Although the committee is not formally scheduled to take any specific action. Student members said yesterday there is a good chance ACSR will come to a vote on the bank policy.
"I would hope that [the committee] would make up [its] mind once and for all said Sanjeev Mehra '82, the undergraduate representative to the ACSR
The ACSR makes non-binding recommendations to the Corporation on ethical issues that may arise in managing the University's stock portfolio.
Although Mehra and other students did not predict the result of a vote they expressed guarded optimism that the advisors committee would decide to ask the Corporation to reaffirm the present blanket ban enacted in 1978 after months of student protest.
So far four members of the committee three students and alumni representative Herbert P. Gleason '50--have committed them selves to maintaining the ban on loans
While several other committee members yesterday would not specifically declare a position on the issue, a number expressed some support for the present policy
"I think it would be a serious mistake if the University changed its policy," said Noel I McGinn, a lecturer on Education and fellow at the Institute for International Development.
And Mark G Horton, a student at the Graduate School of Desing, said," I don't see the committee voting against what already exists."
For the second time this year.

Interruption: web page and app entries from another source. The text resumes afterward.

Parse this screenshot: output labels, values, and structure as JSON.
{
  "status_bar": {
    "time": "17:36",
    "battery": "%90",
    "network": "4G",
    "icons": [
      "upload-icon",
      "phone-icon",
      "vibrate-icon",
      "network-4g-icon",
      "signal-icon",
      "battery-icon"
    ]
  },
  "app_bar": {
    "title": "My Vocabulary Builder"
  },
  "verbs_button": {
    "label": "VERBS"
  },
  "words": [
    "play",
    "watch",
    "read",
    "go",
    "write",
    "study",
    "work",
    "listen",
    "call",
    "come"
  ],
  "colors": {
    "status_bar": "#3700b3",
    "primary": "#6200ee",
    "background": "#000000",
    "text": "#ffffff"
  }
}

SASC which has mobilized much of the student opposition to lifting the ban on loans--will demonstrated outside the Faculty Club during tonight's meeting.
SASC organized a similar rally in Feburary and supplied many of the speakers at last weeks's ACSR open meeting at which 30 students denounced any policy change before 300 cheering onlookers.
Michael T. Anderson `83 a SASC organizer said yesterday the committee expects 50 to 75 people at the picketing, which he said would help preserve "momentum from the open meeting."
Although it is not certain that the ACSR will vote on the bank issue at the meeting tonight, it is important that members be reminded of student concern about lifting the blanket ban, Anderson said.
The Corporation asked the committee in January to review the present South Africa bank policy because it said the blanket ban allowd Harvard no discretion to allow ostensibly "humanitarian" loans to the country.
Opponents of the policy change have said that there is no such thing as a "good" loan to South Africa and that any loan merely serves to strengthen the apartheid policies of the government